Recent initiatives to eliminate the state’s property tax and to create a $100 million heritage fund are examples of what could happen.
The property tax measure, which Hogue said would have cost the state $1.8 billion, was defeated by voters, and the heritage fund measure never made it to the ballot.
But Hogue argued, “As long as we have prosperity and a surplus, special interest groups will continue to come forward with ideas of how to spend money.”
He said it’s logical that special interest groups would be willing to spend a small amount of money to access a potentially large pot of gold.
There was no testimony in opposition to the measure, though committee members raised some questions.
Rep. Lois Delmore, D-Grand Forks, suggested citizens might view the measure as the Legislature micro-managing the initiated measure process.
Rep. Kim Koppelman, R-West Fargo, questioned whether it should include some restriction on the type of issues that could be added to the constitution.
“There are a lot of things in the constitution that probably don’t belong there,” he said.
“The constitution is like the skeleton, and the century code is the meat on the bones,” he said.
Rep. William Kretschmar, R-Venturia, said the Legislature already has oversight over initiated measures as long as it can muster a two-thirds vote to change the decision of voters.
The Judiciary Committee did not take a vote on Hogue’s proposal, which earlier passed the full Senate by a vote of 28-19.
Foundation Aid Stabilization Fund
Hogue also presented the committee with information on another proposed constitutional amendment.
He said Senate Concurrent Resolution 4010 would limit contributions into the Foundation Aid Stabilization Fund.
A 1980 constitutional amendment designated a portion of oil extraction tax proceeds to the fund, which has grown to $606 million.
Hogue said the fund can only be used for schools, and only when the governor makes across-the-board spending cuts to deal with severe budget shortfalls.
“It’s a stranded investment,” Hogue said.
The proposed amendment would cap the amount going into the fund, and would allow the Legislature some discretion in spending from it.

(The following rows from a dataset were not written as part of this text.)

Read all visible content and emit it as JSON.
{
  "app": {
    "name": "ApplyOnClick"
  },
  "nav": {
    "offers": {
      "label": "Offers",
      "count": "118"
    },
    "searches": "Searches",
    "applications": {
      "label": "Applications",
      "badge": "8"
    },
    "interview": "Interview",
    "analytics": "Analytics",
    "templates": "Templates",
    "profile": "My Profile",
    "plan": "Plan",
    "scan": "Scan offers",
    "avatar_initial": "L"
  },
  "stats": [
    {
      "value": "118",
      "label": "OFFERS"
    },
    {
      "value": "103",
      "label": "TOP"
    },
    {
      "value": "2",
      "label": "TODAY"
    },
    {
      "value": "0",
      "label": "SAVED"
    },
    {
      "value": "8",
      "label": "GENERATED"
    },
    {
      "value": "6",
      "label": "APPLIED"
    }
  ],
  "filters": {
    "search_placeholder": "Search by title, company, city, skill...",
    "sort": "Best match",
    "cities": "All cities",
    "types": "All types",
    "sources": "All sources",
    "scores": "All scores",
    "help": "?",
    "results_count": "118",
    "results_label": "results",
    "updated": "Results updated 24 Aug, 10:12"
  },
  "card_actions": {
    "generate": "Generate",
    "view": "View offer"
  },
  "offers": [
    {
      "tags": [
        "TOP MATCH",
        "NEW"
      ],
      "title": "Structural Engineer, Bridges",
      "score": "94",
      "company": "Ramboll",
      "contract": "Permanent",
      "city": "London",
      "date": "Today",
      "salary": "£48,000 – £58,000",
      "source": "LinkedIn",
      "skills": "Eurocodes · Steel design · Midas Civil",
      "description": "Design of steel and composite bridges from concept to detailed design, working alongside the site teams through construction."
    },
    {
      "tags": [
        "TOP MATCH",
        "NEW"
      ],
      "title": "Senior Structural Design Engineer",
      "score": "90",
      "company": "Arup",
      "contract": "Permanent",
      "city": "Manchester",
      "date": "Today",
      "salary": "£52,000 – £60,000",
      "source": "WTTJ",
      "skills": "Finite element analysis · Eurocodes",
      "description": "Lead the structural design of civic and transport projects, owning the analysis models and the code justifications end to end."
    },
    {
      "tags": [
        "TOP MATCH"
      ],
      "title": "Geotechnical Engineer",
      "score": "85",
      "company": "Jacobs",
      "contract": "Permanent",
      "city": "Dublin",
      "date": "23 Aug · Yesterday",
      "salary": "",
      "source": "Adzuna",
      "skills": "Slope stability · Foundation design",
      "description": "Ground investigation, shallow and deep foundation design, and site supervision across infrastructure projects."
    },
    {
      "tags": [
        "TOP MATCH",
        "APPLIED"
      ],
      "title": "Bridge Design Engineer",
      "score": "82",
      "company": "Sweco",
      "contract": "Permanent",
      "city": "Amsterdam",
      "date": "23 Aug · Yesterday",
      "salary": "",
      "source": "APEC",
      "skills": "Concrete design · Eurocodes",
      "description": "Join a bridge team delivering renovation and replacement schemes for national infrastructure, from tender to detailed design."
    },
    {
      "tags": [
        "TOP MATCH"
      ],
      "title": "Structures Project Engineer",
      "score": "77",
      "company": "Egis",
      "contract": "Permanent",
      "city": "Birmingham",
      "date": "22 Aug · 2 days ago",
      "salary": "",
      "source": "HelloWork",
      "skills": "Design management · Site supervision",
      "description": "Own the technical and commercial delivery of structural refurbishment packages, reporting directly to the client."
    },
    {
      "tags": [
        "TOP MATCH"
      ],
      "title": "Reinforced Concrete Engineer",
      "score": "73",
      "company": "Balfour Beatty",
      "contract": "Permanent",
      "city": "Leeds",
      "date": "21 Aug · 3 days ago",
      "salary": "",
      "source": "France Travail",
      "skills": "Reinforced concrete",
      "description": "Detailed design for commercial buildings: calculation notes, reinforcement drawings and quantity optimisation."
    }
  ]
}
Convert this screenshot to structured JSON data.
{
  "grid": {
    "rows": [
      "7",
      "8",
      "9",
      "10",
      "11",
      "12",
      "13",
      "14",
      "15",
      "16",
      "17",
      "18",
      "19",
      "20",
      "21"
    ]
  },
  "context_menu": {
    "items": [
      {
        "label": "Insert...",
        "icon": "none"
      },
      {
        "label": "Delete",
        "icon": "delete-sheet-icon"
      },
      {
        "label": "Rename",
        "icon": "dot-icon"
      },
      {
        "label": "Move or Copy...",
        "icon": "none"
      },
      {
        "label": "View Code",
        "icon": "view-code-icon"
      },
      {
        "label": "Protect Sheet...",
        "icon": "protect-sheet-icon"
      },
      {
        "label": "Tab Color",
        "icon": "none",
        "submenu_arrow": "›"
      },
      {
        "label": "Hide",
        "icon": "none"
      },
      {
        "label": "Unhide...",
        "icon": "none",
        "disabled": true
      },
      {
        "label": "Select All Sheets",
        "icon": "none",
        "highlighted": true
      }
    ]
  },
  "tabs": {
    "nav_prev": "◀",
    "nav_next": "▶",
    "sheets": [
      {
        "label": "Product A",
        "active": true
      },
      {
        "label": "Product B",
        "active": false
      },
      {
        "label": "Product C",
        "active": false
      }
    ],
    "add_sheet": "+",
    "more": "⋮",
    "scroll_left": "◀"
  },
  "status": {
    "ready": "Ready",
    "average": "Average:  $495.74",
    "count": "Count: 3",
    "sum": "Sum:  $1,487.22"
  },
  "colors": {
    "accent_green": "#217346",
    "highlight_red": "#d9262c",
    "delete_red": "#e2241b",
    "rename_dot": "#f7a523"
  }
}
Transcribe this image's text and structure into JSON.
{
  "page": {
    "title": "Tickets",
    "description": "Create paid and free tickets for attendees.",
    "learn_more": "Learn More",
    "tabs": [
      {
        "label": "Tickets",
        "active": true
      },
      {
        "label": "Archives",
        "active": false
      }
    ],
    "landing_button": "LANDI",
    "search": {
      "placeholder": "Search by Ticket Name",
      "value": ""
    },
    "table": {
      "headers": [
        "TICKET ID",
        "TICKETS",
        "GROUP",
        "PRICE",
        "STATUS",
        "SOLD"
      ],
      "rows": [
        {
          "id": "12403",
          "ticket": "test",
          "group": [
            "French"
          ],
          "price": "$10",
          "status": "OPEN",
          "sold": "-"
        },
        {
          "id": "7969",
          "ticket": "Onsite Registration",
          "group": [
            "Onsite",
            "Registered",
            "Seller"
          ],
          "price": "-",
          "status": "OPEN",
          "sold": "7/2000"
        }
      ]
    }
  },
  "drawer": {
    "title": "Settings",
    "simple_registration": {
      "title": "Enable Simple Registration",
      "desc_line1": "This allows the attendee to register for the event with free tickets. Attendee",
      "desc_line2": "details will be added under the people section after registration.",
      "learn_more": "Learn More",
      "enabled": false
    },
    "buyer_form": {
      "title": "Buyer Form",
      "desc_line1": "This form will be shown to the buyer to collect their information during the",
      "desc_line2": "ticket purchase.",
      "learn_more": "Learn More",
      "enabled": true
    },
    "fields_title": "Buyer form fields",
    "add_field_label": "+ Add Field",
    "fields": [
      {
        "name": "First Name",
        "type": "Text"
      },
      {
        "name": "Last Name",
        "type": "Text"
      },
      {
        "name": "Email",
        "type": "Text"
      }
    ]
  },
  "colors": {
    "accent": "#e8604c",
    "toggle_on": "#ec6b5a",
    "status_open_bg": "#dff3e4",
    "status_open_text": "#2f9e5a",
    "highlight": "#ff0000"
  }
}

The only opposition came from Bev Nielson of the North Dakota Council of Educational Leaders, who asked that the bill be amended so that the fund can only be used for educational purposes.